Johannes Morgen Comes to Cascadia
If the story is believed, Johannes Morgen found his calling at just eleven.
One morning in the German refugee camp he was living in with his mother, Mila, along the Dalmatian coast, a new group of refugees arrived. Some were severely injured escaping from French troops, and Johannes felt compelled to help.
He couldn’t have been expected to do much at only eleven years old, but he was quite different.
“He had a gift for understanding the body, somehow,” a camp volunteer doctor recalled years later. “There were only three of us doctors and two nurses in the entire camp, trying to treat everybody. A new batch of refugees arrives in a bad way—the French troops had done a number on them—gashes and wounds of every variety, and most were fighting infections. People needed immediate care, but there were so many we didn’t have time to do a proper triage. Suddenly we noticed this little kid all around us. He was everywhere. He’s looking over the people and deciding who needs care based on what kind of injuries they have—and the damnedest thing was that he was getting it right. He had a gift.”
Johannes was more modest in his assessment: “There was so little for children to do in the camps. The kids had a war game that saw us taking turns being German patriots and killing off the evil French invaders, but my mother didn’t want me playing that game. She’d seen her husband killed fighting for the Cause and had lost another to disease while in hiding, and she’d had enough of war. So, she forbade me from playing with the other children. So I spent time in the library. My favourite books were the ones with all the colours and the pictures of the human body. I learned all about anatomy and physiology from those books because I didn’t have anything else to do.”

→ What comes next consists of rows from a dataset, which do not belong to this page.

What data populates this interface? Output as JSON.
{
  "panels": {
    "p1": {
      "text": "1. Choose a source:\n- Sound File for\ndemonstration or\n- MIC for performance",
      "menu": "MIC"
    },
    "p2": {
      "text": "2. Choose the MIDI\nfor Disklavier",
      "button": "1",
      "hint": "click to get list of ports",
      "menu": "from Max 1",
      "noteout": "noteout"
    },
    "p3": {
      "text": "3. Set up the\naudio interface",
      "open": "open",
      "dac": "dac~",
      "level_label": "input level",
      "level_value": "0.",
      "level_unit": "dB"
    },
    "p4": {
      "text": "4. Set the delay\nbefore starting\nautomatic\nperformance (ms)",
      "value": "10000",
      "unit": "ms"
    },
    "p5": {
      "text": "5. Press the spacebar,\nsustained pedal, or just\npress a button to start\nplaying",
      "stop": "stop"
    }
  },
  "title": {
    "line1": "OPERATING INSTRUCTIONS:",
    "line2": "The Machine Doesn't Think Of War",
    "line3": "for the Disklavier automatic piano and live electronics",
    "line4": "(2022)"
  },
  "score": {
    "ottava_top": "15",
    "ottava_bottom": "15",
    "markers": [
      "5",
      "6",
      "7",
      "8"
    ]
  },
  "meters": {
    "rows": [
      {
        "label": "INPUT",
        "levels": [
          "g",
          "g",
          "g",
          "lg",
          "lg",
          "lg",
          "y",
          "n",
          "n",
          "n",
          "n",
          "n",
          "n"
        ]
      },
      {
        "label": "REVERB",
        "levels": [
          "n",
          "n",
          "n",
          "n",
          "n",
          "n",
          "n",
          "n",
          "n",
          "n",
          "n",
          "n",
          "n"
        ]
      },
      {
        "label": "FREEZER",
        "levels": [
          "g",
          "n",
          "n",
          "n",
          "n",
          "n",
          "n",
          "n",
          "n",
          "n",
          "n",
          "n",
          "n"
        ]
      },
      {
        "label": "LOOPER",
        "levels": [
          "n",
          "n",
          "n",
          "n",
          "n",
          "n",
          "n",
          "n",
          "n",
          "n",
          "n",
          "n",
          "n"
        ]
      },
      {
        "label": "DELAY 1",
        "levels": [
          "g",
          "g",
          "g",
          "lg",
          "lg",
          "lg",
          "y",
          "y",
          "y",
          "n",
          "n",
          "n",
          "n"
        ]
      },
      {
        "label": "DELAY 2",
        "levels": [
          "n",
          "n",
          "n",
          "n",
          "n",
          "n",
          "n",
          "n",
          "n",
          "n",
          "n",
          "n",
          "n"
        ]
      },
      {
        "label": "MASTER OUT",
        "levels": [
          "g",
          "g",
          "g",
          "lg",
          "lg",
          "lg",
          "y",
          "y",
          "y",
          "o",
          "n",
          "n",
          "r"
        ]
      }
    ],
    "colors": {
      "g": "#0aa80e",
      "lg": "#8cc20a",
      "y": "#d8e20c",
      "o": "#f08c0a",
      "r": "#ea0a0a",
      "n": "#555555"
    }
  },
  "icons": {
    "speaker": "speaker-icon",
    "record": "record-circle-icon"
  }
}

So, Johannes started working alongside the doctors and the nurses in the camp after that. First, just in terms of triage and basic first aid, but as time went on and the need for medical care didn’t diminish, he graduated to assisting with emergency procedures.
At the age of fourteen, the medical team from Medicins Sans Frontieres secured him a position at Wimahl University and official refugee status in Cascadia for him and his mother.
“I had grown up on the run or in the camps,” said Morgen, “Coming to Pørtland was a shock. I had no sense of the world outside of the occupation. It was so wet and green. The summers were so glorious. And everyone was so nice. It was honestly very shocking. Of course, we had camaraderie in the camps, but that was forced. There was an underside, too, a dark side when you put that many desperate people in one place. Coming to Cascadia for me was like visiting Eden.”
Morgen excelled in his studies. Initially, tracking to become an emergency physician—hoping to learn all he could to help those in the most need- he soon became seduced by disease and genetic engineering.
“Suddenly,” said Morgen, “I realized that I could help not just the people who come into an Emergency room, but I could help eliminate all disease. What a tremendous difference that could make.”
And so, with his new plan in place, Johannes soaked up all the knowledge he could about the technology of gene editing and using it to fight disease. But while Johannes was learning, he met the upper echelon of Cascadian society.
“I was this kid from the camps in Dalmatia. Here I was spending weekends studying in the houses of friends whose parents were entrepreneurs and engineers and some of the most successful people in the world.”
When Johannes graduated, he wanted to start his own company. His efforts were bankrolled by the mother of one of his famous friends.
“Asperia Two Feathers is why I have a company,” he recalled, “She was like a second mother to me, and she believed in me. It wasn’t just words with her, which she also had, but financial support. She paid all the bills for the company’s first three years—until we brought our first biologic to market.”
Success was never guaranteed for Johannes. But in that first year after the launch of Nerperozine, things were looking up. The drug saw a quick approval, and its effects provided tremendous relief to sufferers. The market looked approvingly on this new upstart. That year was set for an official IPO of the company’s stock on the Cascadia Stock Exchange.
Then, two days before the IPO, Johannes’ mother Mila suffered a stroke.
“She was still a young woman then. Barely fifty years old, and for this to happen was devastating to me.”
An autopsy later revealed that the stroke had been building for some time—she must have been in pain or sensed something was wrong, but she did nothing. Johannes blamed her stubborn Germanness for the lack of attention to herself.
“She was very German in that she never complained about her suffering. She would have considered it weak. To be German, especially German from the camps, is to understand suffering and that you must conquer it yourself. She could have been missing an arm or a leg and never complained. It was just who she was, who she was brought up to be. She was the strongest woman I ever knew.”
The funeral was the same day that Morgen Genentech debuted for public trading on the Cascadia Stock Exchange. Johannes missed his opportunity to blow the exchange’s vaunted horn.
“She would have hated that,” he added.
From then on, Johannes and his young company had many successes. They recruited the best and the brightest from the world’s foremost universities. They added dozens of biologics and treatments to its armada to fight against illness.
“For an immigrant child, a child from some of the world’s poorest places, to have risen to where I am today,” Johannes said once at an awards dinner. “It is a testament to the power of the welcoming attitude of the Cascadian nation and its generous people.”